Try it.
Every line containing the word "project" is to be copied from the data below.
* * * *
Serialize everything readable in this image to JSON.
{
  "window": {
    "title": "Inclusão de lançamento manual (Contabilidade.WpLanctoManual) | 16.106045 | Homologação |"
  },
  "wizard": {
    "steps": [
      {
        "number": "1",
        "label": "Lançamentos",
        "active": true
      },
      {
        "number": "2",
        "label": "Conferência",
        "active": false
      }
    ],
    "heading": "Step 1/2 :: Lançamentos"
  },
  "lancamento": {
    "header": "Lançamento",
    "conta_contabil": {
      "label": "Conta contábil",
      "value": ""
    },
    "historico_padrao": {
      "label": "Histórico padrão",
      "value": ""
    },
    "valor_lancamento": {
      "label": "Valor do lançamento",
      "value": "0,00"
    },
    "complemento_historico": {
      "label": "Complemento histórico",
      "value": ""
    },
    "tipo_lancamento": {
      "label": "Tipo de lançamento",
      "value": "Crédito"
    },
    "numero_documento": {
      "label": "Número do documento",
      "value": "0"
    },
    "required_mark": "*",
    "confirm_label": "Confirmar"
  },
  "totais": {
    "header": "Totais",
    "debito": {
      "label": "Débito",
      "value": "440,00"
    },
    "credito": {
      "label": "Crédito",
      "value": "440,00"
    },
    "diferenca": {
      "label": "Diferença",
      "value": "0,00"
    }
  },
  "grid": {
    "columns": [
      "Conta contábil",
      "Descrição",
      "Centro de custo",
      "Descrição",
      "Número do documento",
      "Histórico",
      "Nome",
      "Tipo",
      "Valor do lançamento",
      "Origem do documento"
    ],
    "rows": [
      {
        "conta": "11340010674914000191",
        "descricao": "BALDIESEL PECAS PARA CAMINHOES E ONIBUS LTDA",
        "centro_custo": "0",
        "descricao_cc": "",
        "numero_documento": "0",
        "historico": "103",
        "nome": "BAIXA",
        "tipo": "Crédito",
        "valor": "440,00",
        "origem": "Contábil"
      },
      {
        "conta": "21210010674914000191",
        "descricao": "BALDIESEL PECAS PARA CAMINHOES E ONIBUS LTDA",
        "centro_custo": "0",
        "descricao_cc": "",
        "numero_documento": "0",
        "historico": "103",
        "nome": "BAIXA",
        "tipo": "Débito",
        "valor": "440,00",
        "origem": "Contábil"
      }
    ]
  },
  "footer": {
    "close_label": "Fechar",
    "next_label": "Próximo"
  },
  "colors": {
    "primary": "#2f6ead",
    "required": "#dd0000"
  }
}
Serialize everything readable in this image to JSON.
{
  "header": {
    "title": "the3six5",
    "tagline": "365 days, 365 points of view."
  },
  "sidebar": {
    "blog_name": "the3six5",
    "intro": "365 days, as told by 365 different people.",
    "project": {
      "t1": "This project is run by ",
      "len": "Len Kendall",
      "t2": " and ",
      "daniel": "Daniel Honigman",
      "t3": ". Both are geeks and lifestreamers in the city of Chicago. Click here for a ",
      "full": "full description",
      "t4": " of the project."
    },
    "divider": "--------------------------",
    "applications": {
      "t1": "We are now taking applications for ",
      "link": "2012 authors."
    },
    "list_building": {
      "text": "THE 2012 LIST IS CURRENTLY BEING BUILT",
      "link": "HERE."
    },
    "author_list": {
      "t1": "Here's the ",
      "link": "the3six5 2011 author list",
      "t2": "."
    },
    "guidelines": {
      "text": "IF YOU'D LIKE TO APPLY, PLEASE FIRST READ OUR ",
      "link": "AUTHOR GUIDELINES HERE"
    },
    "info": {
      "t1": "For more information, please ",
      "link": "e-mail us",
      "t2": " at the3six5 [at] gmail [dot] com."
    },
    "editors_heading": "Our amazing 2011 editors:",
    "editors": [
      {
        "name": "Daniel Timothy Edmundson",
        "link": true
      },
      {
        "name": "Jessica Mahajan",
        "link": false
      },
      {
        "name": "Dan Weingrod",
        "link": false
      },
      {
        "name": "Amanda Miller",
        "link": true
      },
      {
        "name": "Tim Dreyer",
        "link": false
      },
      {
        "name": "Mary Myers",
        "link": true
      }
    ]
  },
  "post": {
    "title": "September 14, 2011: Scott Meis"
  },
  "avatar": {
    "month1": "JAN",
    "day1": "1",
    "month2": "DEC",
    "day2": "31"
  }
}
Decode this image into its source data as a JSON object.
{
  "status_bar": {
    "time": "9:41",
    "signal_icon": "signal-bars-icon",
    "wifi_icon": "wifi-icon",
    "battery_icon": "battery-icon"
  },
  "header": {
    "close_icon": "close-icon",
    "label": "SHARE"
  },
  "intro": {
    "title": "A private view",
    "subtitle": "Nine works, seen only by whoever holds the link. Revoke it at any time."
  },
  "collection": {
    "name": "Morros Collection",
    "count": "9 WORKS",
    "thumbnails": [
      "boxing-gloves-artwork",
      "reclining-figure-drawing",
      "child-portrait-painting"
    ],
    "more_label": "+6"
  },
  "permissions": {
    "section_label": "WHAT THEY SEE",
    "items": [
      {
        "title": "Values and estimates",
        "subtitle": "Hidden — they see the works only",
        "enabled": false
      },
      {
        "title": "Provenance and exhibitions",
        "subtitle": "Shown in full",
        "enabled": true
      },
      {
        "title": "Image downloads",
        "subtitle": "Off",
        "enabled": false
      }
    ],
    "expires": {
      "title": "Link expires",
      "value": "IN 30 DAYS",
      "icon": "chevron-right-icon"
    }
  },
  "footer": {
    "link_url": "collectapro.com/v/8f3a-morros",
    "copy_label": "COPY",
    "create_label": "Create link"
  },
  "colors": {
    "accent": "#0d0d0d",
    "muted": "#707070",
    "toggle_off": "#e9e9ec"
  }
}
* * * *
Answer below.
    "project": {
      "t1": "This project is run by ",
      "t4": " of the project."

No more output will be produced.